SolarCity (NASDAQ:SCTY.DL) is up by more than 535% since its IPO. Given that the company is still reporting losses, it's easy to think that its stock is expensive. However, there are some unique challenges to understanding what SolarCity is worth. Here are two issues to consider before attempting to value the stock.
Rise of the lease arrangements
In the past, going solar wasn't practical for many consumers due to the high costs of installing solar systems. In 2008, SolarCity introduced an option for customers to "go solar" with little to no upfront costs.
This is done with lease and power agreement arrangements where customers pay monthly fees for the systems and power instead of buying equipment outright. According to Standard & Poor's, about 60% of SolarCity's revenue will come from these arrangements by 2015.
Many of SolarCity's competitors offer similar arrangements. For example, SunPower (NASDAQ:SPWR) started to offer lease arrangements in 2011. SunPower has a market cap of $3.6 billion and $2.5 billion in annual sales. Real Goods Solar (NASDAQ:RGSE) is another example. The company has a market cap of about $96 million and annual sales of about $98 million.
Issue #1: earnings versus reality
Consumers seem to like the arrangements. According to SolarCity's most recent 10Q filing, over 90% of third-quarter solar system sales were done through lease agreements. The issue with these arrangements is that they're actually very complex. Here's an example of how the agreements are often structured at SolarCity.
- SolarCity creates a "financing fund" into which investors contribute money.
- The fund uses the money to buy solar power systems from SolarCity -- this generates cash and revenue for the company.
- The fund leases the equipment to customers and receives monthly payments from those customers.
- The fund allocates to investors (that can include SolarCity itself) their respective shares of customer payments over time.
To top it off, established accounting standards handle these arrangements with special treatment. For example, while SolarCity may receive an upfront payment of $30,000 from a financing fund, that payment may be recorded as incremental revenue over time. In other words, it could be recorded as $1,000 in revenue per year for 30 years (to replicate a lease).
Issue #2: monetization of tax benefits
The government offers various tax credits and incentives tied to the purchase and use of solar power. SolarCity is able to monetize these tax benefits by selling them to its financing funds for cash and recognizing the proceeds as revenue.
In other words, SolarCity makes money from what are basically government tax subsidies. The subsidies make it possible for SolarCity to offer no-upfront-cost solar systems with monthly payments that are less than those of incumbent electric power providers.
However, the tax benefits won't be around forever, and that's clearly an impending problem. SolarCity's management recognizes this as a significant risk. Consider the following statement from the company's most recent 10Q:
Reductions in, or eliminations or expirations of, governmental incentives could adversely impact our results of operations and ability to compete in our industry by increasing our cost of capital, causing us to increase the prices of our energy and solar energy systems, and reducing the size of our addressable market.

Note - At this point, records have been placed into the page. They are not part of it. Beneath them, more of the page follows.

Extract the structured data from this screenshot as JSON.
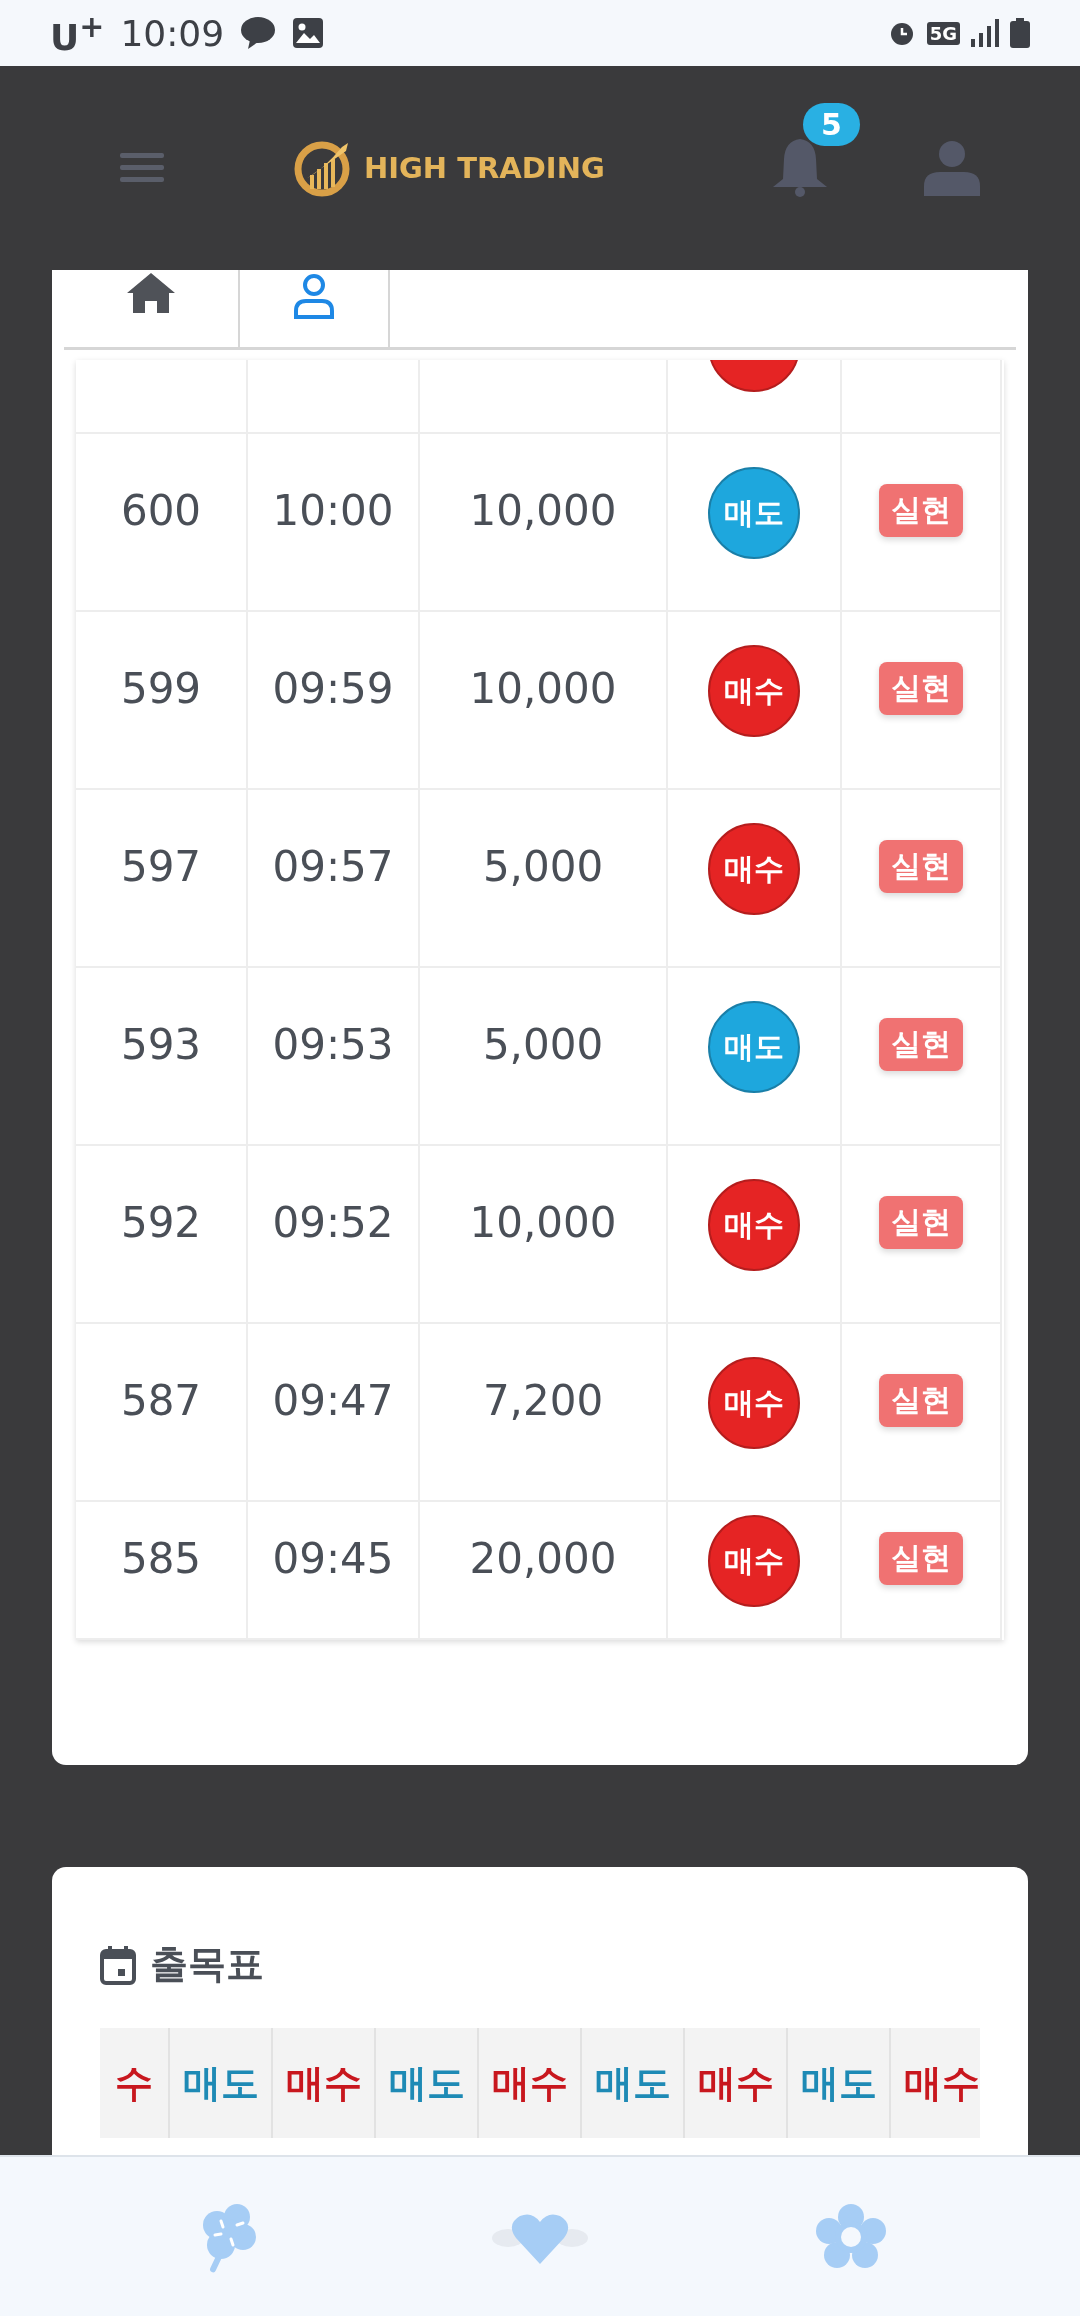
{
  "status_bar": {
    "carrier": "U$^{+}$",
    "time": "10:09",
    "network": "5G"
  },
  "header": {
    "logo_text": "HIGH TRADING",
    "notification_count": "5"
  },
  "tabs": [
    {
      "kind": "home",
      "selected": false
    },
    {
      "kind": "user",
      "selected": true
    }
  ],
  "table": {
    "top_cut_row": {
      "kind": "buy"
    },
    "rows": [
      {
        "number": "600",
        "time": "10:00",
        "amount": "10,000",
        "kind": "sell",
        "side_label": "매도",
        "status": "실현"
      },
      {
        "number": "599",
        "time": "09:59",
        "amount": "10,000",
        "kind": "buy",
        "side_label": "매수",
        "status": "실현"
      },
      {
        "number": "597",
        "time": "09:57",
        "amount": "5,000",
        "kind": "buy",
        "side_label": "매수",
        "status": "실현"
      },
      {
        "number": "593",
        "time": "09:53",
        "amount": "5,000",
        "kind": "sell",
        "side_label": "매도",
        "status": "실현"
      },
      {
        "number": "592",
        "time": "09:52",
        "amount": "10,000",
        "kind": "buy",
        "side_label": "매수",
        "status": "실현"
      },
      {
        "number": "587",
        "time": "09:47",
        "amount": "7,200",
        "kind": "buy",
        "side_label": "매수",
        "status": "실현"
      },
      {
        "number": "585",
        "time": "09:45",
        "amount": "20,000",
        "kind": "buy",
        "side_label": "매수",
        "status": "실현"
      }
    ]
  },
  "attendance": {
    "title": "출목표",
    "cells": [
      {
        "label": "수",
        "kind": "buy"
      },
      {
        "label": "매도",
        "kind": "sell"
      },
      {
        "label": "매수",
        "kind": "buy"
      },
      {
        "label": "매도",
        "kind": "sell"
      },
      {
        "label": "매수",
        "kind": "buy"
      },
      {
        "label": "매도",
        "kind": "sell"
      },
      {
        "label": "매수",
        "kind": "buy"
      },
      {
        "label": "매도",
        "kind": "sell"
      },
      {
        "label": "매수",
        "kind": "buy"
      }
    ]
  },
  "bottom_nav": [
    {
      "kind": "clover"
    },
    {
      "kind": "heart"
    },
    {
      "kind": "flower"
    }
  ]
}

In addition, this would adversely impact our ability to attract investment partners and to form new financing funds and our ability to offer attractive financing to prospective customers.
Ultimately, this variable is tied to unpredictable legislation. How do you price that risk into valuation? What's the "discount rate" for uncertain government policy? It's complicated and subjective to say the least. In SolarCity's case, it is also something that must be considered.
The bottom line
As with any investment, I think it's crucial to have a clear understanding of how a company generates profits, not just today but also into the future. Without that, it's hard to determine fair value for the stock.
This is all easier said than done for SolarCity, where revenue and earnings are complicated by a mix of funds, investors, taxes, and accounting quirks. At the very least, I'd want to know how SolarCity plans to attain profitability without government subsidies.
That being said, this isn't a recommendation for or against SolarCity. I'm just pointing out that SolarCity is more complicated than it may seem. Those considering an investment in SolarCity should look beyond the headlines and reported numbers to develop a genuine understanding of the business and its long-term prospects.
Victor Lai is an investment advisor representative with Bellwether Capital Management LLC, a registered investment advisor. Victor Lai does not own any positions in the securities referenced in this posting. Clients of Bellwether Capital Management LLC may own positions in the securities referenced in this post. The Motley Fool recommends SolarCity. The Motley Fool owns shares of SolarCity. Try any of our Foolish newsletter services free for 30 days. We Fools may not all hold the same opinions, but we all believe that considering a diverse range of insights makes us better investors. This post is for informational purposes only and does not represent advice. The Motley Fool has a disclosure policy.